| Data for processing |
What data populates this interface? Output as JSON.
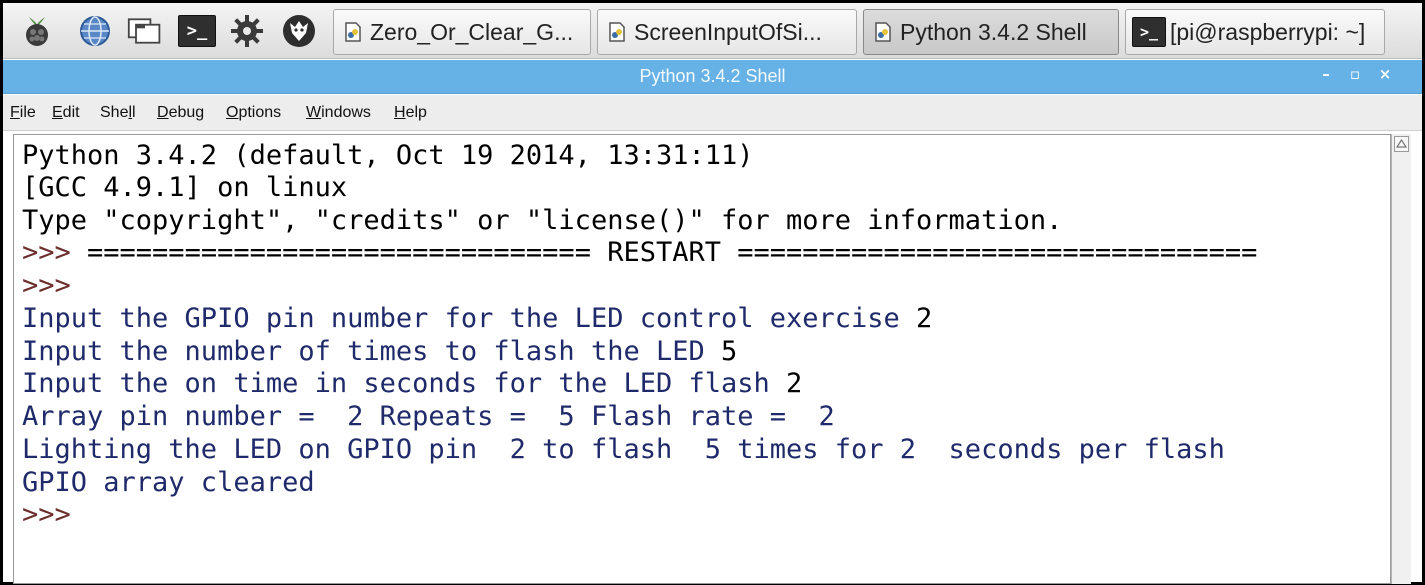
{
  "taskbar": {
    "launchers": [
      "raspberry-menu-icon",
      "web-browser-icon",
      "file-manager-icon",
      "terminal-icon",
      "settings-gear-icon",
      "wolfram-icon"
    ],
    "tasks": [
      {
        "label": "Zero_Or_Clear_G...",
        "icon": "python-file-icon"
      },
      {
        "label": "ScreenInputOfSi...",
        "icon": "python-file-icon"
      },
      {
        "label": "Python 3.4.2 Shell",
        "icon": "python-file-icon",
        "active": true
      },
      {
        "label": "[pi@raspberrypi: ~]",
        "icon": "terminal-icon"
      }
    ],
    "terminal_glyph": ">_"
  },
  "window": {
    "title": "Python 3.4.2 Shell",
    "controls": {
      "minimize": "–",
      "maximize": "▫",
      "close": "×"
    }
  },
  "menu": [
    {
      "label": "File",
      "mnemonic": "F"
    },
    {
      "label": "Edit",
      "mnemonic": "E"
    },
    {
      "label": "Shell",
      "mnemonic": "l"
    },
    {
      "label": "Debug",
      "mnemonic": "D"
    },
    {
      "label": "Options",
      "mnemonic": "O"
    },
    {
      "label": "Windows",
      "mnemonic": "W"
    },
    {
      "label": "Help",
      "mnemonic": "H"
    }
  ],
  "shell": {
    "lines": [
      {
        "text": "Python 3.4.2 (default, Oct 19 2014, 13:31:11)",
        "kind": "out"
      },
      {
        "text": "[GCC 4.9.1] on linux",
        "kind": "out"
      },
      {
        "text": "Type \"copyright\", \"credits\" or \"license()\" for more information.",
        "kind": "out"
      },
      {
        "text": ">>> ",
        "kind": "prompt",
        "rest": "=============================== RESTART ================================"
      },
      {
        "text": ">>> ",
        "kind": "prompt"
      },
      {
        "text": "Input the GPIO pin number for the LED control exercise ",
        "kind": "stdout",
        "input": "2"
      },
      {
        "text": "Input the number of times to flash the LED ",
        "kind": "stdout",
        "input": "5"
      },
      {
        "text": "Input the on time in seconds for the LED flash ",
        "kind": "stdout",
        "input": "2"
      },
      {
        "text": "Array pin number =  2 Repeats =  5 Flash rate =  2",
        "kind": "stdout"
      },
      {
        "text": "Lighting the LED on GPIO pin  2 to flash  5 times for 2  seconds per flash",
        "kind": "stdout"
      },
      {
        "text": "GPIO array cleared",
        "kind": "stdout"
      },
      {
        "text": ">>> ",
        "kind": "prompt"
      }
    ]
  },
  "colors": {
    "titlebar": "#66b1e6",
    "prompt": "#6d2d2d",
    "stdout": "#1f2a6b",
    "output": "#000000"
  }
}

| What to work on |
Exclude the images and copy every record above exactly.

| Result of this task |
What data populates this interface? Output as JSON.
{
  "taskbar": {
    "launchers": [
      "raspberry-menu-icon",
      "web-browser-icon",
      "file-manager-icon",
      "terminal-icon",
      "settings-gear-icon",
      "wolfram-icon"
    ],
    "tasks": [
      {
        "label": "Zero_Or_Clear_G...",
        "icon": "python-file-icon"
      },
      {
        "label": "ScreenInputOfSi...",
        "icon": "python-file-icon"
      },
      {
        "label": "Python 3.4.2 Shell",
        "icon": "python-file-icon",
        "active": true
      },
      {
        "label": "[pi@raspberrypi: ~]",
        "icon": "terminal-icon"
      }
    ],
    "terminal_glyph": ">_"
  },
  "window": {
    "title": "Python 3.4.2 Shell",
    "controls": {
      "minimize": "–",
      "maximize": "▫",
      "close": "×"
    }
  },
  "menu": [
    {
      "label": "File",
      "mnemonic": "F"
    },
    {
      "label": "Edit",
      "mnemonic": "E"
    },
    {
      "label": "Shell",
      "mnemonic": "l"
    },
    {
      "label": "Debug",
      "mnemonic": "D"
    },
    {
      "label": "Options",
      "mnemonic": "O"
    },
    {
      "label": "Windows",
      "mnemonic": "W"
    },
    {
      "label": "Help",
      "mnemonic": "H"
    }
  ],
  "shell": {
    "lines": [
      {
        "text": "Python 3.4.2 (default, Oct 19 2014, 13:31:11)",
        "kind": "out"
      },
      {
        "text": "[GCC 4.9.1] on linux",
        "kind": "out"
      },
      {
        "text": "Type \"copyright\", \"credits\" or \"license()\" for more information.",
        "kind": "out"
      },
      {
        "text": ">>> ",
        "kind": "prompt",
        "rest": "=============================== RESTART ================================"
      },
      {
        "text": ">>> ",
        "kind": "prompt"
      },
      {
        "text": "Input the GPIO pin number for the LED control exercise ",
        "kind": "stdout",
        "input": "2"
      },
      {
        "text": "Input the number of times to flash the LED ",
        "kind": "stdout",
        "input": "5"
      },
      {
        "text": "Input the on time in seconds for the LED flash ",
        "kind": "stdout",
        "input": "2"
      },
      {
        "text": "Array pin number =  2 Repeats =  5 Flash rate =  2",
        "kind": "stdout"
      },
      {
        "text": "Lighting the LED on GPIO pin  2 to flash  5 times for 2  seconds per flash",
        "kind": "stdout"
      },
      {
        "text": "GPIO array cleared",
        "kind": "stdout"
      },
      {
        "text": ">>> ",
        "kind": "prompt"
      }
    ]
  },
  "colors": {
    "titlebar": "#66b1e6",
    "prompt": "#6d2d2d",
    "stdout": "#1f2a6b",
    "output": "#000000"
  }
}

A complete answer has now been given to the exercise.